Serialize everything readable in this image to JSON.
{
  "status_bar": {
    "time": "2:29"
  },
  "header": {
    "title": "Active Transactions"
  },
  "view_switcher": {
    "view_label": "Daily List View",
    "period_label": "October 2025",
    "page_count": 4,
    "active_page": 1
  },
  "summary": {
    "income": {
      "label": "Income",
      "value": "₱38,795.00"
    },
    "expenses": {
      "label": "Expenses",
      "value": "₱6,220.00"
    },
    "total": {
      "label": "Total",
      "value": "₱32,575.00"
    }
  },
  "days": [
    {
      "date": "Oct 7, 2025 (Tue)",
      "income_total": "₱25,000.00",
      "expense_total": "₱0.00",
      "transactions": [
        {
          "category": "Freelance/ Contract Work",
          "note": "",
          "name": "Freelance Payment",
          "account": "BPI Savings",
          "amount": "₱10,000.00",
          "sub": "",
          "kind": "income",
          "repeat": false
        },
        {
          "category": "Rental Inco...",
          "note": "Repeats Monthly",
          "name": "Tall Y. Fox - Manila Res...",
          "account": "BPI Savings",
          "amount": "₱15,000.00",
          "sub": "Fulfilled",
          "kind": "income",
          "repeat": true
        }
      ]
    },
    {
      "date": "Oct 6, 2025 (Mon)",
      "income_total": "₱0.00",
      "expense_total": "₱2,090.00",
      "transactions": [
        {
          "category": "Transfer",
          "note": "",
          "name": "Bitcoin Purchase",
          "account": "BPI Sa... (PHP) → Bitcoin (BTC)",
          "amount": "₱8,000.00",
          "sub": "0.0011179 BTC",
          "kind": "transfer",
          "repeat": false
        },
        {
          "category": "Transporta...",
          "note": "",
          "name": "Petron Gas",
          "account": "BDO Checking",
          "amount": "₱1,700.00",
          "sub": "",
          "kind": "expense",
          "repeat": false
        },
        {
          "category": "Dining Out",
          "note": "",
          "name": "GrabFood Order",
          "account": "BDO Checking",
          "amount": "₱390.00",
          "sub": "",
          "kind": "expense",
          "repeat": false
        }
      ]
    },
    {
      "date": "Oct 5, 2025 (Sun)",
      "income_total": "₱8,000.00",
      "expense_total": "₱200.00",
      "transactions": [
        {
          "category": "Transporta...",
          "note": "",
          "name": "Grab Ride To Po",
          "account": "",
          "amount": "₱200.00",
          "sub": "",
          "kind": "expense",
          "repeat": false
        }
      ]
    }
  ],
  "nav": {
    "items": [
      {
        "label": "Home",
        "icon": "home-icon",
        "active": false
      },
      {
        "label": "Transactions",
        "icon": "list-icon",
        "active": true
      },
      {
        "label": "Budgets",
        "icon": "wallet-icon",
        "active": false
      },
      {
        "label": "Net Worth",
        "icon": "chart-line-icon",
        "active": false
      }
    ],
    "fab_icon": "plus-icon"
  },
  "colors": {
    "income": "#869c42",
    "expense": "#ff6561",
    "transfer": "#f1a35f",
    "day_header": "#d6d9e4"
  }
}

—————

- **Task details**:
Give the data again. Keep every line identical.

- **Result of this exercise**:
Serialize everything readable in this image to JSON.
{
  "status_bar": {
    "time": "2:29"
  },
  "header": {
    "title": "Active Transactions"
  },
  "view_switcher": {
    "view_label": "Daily List View",
    "period_label": "October 2025",
    "page_count": 4,
    "active_page": 1
  },
  "summary": {
    "income": {
      "label": "Income",
      "value": "₱38,795.00"
    },
    "expenses": {
      "label": "Expenses",
      "value": "₱6,220.00"
    },
    "total": {
      "label": "Total",
      "value": "₱32,575.00"
    }
  },
  "days": [
    {
      "date": "Oct 7, 2025 (Tue)",
      "income_total": "₱25,000.00",
      "expense_total": "₱0.00",
      "transactions": [
        {
          "category": "Freelance/ Contract Work",
          "note": "",
          "name": "Freelance Payment",
          "account": "BPI Savings",
          "amount": "₱10,000.00",
          "sub": "",
          "kind": "income",
          "repeat": false
        },
        {
          "category": "Rental Inco...",
          "note": "Repeats Monthly",
          "name": "Tall Y. Fox - Manila Res...",
          "account": "BPI Savings",
          "amount": "₱15,000.00",
          "sub": "Fulfilled",
          "kind": "income",
          "repeat": true
        }
      ]
    },
    {
      "date": "Oct 6, 2025 (Mon)",
      "income_total": "₱0.00",
      "expense_total": "₱2,090.00",
      "transactions": [
        {
          "category": "Transfer",
          "note": "",
          "name": "Bitcoin Purchase",
          "account": "BPI Sa... (PHP) → Bitcoin (BTC)",
          "amount": "₱8,000.00",
          "sub": "0.0011179 BTC",
          "kind": "transfer",
          "repeat": false
        },
        {
          "category": "Transporta...",
          "note": "",
          "name": "Petron Gas",
          "account": "BDO Checking",
          "amount": "₱1,700.00",
          "sub": "",
          "kind": "expense",
          "repeat": false
        },
        {
          "category": "Dining Out",
          "note": "",
          "name": "GrabFood Order",
          "account": "BDO Checking",
          "amount": "₱390.00",
          "sub": "",
          "kind": "expense",
          "repeat": false
        }
      ]
    },
    {
      "date": "Oct 5, 2025 (Sun)",
      "income_total": "₱8,000.00",
      "expense_total": "₱200.00",
      "transactions": [
        {
          "category": "Transporta...",
          "note": "",
          "name": "Grab Ride To Po",
          "account": "",
          "amount": "₱200.00",
          "sub": "",
          "kind": "expense",
          "repeat": false
        }
      ]
    }
  ],
  "nav": {
    "items": [
      {
        "label": "Home",
        "icon": "home-icon",
        "active": false
      },
      {
        "label": "Transactions",
        "icon": "list-icon",
        "active": true
      },
      {
        "label": "Budgets",
        "icon": "wallet-icon",
        "active": false
      },
      {
        "label": "Net Worth",
        "icon": "chart-line-icon",
        "active": false
      }
    ],
    "fab_icon": "plus-icon"
  },
  "colors": {
    "income": "#869c42",
    "expense": "#ff6561",
    "transfer": "#f1a35f",
    "day_header": "#d6d9e4"
  }
}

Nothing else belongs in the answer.